'''

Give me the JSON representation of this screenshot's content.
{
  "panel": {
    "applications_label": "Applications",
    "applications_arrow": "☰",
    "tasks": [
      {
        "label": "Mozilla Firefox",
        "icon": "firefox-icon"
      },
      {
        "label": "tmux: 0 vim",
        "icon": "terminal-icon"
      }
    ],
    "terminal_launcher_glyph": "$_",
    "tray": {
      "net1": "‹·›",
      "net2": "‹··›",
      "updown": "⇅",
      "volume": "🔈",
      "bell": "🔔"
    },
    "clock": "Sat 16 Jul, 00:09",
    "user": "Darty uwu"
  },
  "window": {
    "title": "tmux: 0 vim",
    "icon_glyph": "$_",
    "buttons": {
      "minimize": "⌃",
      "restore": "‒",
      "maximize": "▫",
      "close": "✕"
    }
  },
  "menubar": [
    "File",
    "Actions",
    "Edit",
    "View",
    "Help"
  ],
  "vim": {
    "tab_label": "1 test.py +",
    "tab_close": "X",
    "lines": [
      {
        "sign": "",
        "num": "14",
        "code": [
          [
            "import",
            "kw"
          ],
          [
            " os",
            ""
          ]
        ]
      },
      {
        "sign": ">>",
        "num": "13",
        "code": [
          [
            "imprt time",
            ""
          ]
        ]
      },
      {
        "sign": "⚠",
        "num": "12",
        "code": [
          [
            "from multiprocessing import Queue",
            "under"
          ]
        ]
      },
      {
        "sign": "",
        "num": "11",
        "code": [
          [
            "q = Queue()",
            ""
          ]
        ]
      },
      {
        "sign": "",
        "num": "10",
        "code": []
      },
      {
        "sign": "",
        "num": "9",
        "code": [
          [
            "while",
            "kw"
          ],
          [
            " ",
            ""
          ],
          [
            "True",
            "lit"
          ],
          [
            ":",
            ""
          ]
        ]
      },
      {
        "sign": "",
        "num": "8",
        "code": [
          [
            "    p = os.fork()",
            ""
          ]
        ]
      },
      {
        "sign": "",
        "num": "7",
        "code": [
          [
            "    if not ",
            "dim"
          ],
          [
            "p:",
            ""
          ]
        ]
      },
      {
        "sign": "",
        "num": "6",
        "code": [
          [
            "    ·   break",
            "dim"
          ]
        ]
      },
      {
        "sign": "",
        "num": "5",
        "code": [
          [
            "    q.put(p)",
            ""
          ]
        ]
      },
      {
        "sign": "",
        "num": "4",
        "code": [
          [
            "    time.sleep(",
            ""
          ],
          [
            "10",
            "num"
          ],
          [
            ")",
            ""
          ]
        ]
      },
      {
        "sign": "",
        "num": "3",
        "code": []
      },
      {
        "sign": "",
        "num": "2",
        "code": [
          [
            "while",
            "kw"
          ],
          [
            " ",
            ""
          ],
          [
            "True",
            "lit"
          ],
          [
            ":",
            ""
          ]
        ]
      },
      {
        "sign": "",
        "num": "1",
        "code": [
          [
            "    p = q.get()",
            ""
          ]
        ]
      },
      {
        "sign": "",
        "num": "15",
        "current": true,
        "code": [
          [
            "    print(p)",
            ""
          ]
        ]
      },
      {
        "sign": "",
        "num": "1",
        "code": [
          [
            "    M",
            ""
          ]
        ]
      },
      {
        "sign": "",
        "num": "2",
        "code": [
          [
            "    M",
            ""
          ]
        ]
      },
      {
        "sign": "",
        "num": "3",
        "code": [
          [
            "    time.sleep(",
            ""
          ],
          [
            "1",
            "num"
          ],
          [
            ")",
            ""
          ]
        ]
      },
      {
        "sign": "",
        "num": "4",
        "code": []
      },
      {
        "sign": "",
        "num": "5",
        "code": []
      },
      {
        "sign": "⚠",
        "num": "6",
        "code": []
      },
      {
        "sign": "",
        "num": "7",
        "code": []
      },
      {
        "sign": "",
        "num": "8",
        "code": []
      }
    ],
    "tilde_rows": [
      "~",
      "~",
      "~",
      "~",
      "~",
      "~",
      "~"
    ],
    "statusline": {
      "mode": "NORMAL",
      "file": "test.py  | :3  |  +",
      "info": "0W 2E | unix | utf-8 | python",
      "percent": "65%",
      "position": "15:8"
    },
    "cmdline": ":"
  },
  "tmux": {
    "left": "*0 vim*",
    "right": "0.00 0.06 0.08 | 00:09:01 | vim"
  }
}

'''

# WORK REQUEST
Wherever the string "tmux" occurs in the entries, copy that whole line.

# ANSWER BOX
        "label": "tmux: 0 vim",
    "title": "tmux: 0 vim",
  "tmux": {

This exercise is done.